A few years ago I wrote about a tour I’d been on in Florence that focused on the artisans of the Oltrarno and how their trades were dying out. It’s a subject that fascinates and saddens me in equal measures, a subject I wish I could do more to expose. Maybe I’m just romanticizing the quaintness of daily Italian life, but those who visit Italy, and love it, certainly share the love for the old-fashioned.
I can’t be the only one who mourns the loss of Main Street.
Here in Orvieto, we buy our vegetables from Franco, the farmer who comes to town twice a week and sells his produce in the Piazza along with the cheese guys and the honey guy. When a locket we’d bought our daughter didn’t close correctly, we stopped at the jewelry shop below our apartment and Massimo graciously fixed it – refusing any money. And when I’ve needed belts adjusted or shoes fixed, I’ve gone to see Federico, the cobbler, who also insists that it’s such a small thing to do, that there’s no reason to pay.
Federico is a unique case. He’s young – 26 years old, and not from Orvieto. He didn’t grow up the son of a cobbler. Instead, he got interested in shoe making and working with leather, and looked on-line for a school where he could learn the trade. Having struck out, he went door to door around Rome, asking each artisan if they’d take him on as an apprentice. They all refused, from a combination of not having the volume to justify the expense, but perhaps also because they felt their work was a secret that shouldn’t be shared with just anyone.
In the end, he found someone who was open to sharing his craft and Federico worked for free for a few years, learning how to work the leather, a bit like Daniel in The Karate Kid – with small, repetitive jobs. Now he owns his own “bottega” in Orvieto where his American wife and his mother both work. He handcrafts beautiful shoes, bags, belts, wallets, and whatever else sparks his creativity.
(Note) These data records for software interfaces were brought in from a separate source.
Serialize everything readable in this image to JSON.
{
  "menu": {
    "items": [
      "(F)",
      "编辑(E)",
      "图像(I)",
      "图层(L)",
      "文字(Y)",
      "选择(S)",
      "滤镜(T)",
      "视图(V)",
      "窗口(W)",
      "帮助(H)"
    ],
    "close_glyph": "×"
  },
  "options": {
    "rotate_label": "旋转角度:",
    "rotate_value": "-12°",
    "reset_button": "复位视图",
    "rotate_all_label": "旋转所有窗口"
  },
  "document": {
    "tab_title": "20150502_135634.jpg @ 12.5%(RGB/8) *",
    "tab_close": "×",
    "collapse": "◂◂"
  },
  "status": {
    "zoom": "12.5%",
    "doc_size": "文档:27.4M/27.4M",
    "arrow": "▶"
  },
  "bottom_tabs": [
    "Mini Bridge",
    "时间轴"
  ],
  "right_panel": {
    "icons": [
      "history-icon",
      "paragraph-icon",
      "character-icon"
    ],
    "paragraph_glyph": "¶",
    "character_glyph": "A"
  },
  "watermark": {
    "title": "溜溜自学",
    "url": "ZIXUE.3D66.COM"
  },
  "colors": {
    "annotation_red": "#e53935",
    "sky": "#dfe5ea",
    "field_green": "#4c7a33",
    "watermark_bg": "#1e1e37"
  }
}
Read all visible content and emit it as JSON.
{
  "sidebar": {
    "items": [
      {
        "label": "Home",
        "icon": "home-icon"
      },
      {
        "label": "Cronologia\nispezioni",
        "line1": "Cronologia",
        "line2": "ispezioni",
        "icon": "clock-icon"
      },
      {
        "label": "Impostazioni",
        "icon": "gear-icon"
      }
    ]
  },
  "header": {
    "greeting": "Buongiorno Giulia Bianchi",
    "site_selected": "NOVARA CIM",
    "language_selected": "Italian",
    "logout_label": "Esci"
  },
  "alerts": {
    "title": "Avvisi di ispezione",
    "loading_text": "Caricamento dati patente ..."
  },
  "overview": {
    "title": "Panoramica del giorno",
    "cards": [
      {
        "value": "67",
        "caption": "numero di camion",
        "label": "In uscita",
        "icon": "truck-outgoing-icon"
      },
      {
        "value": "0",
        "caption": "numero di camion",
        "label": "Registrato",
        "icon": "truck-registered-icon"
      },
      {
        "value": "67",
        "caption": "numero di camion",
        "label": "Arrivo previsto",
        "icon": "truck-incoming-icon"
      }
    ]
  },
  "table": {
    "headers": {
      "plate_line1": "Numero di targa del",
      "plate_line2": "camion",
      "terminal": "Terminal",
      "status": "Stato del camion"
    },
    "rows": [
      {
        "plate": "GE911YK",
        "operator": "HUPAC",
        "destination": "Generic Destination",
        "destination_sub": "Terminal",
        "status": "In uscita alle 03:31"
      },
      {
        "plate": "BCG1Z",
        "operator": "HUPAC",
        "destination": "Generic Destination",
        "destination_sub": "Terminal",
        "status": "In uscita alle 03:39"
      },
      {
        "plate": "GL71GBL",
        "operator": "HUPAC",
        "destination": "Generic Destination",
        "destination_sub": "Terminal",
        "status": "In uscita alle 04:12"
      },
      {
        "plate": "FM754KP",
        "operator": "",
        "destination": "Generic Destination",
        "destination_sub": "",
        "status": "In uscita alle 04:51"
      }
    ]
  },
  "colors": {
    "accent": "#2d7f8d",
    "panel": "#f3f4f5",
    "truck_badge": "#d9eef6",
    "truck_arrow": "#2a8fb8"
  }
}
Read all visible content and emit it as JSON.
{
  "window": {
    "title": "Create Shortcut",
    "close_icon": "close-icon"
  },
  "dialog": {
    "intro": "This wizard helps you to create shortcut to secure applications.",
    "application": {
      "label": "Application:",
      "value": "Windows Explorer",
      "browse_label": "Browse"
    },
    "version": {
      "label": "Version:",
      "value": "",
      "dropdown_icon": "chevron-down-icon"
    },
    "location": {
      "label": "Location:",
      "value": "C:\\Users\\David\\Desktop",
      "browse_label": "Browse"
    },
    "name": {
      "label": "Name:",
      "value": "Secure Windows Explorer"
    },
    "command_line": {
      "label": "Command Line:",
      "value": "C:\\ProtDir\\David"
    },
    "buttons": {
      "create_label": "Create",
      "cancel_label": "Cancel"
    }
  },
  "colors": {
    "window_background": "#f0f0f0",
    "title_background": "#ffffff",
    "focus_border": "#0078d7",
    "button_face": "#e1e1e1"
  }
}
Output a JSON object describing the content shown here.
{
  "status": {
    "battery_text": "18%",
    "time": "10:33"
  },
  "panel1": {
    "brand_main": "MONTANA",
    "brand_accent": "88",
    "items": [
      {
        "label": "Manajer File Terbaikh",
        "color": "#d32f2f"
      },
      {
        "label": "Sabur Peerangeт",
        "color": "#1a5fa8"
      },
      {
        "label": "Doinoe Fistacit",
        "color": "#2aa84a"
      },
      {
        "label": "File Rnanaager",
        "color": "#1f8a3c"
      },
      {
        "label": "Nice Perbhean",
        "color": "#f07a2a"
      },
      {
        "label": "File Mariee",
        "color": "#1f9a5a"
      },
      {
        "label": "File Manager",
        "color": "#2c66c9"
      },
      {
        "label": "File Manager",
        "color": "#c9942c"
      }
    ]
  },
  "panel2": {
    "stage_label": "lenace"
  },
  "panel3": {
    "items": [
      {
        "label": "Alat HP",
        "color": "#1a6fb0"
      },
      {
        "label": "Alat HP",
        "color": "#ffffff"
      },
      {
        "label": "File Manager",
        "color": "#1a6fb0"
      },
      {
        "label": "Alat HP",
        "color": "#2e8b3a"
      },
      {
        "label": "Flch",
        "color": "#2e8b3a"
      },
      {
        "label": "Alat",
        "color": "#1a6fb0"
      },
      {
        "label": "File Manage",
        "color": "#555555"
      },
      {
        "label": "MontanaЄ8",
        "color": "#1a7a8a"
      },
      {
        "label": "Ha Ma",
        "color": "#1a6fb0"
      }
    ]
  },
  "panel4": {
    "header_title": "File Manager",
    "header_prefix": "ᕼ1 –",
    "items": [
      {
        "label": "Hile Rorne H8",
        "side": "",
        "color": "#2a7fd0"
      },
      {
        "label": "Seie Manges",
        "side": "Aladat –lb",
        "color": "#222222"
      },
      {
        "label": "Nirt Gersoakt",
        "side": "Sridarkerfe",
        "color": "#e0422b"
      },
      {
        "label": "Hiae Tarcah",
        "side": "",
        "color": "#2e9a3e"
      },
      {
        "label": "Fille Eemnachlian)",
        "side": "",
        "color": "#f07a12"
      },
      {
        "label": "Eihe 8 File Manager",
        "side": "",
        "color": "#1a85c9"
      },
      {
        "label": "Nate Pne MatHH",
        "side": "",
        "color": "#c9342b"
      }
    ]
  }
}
The fact that this young guy is reviving an old trade that’s literally at risk of extinction in the next few decades, is already worth supporting. That he’s also been successful at it – in a town where other artisans are sadly closing shop only to be replaced by chain lingerie stores – is indeed the cherry on top.
I consider Federico a friend – the same way I consider many of the shopkeepers friends. They’re the people who make up the backdrop of my life, and we’re connected, of course by commerce, but also by something more than that. If you’re in Orvieto, you should swing by Federico’s shop on Via Garibaldi. He’d be happy to show you what he does, whether you’re buying or not. To him, it’s an art, and his customers are friends.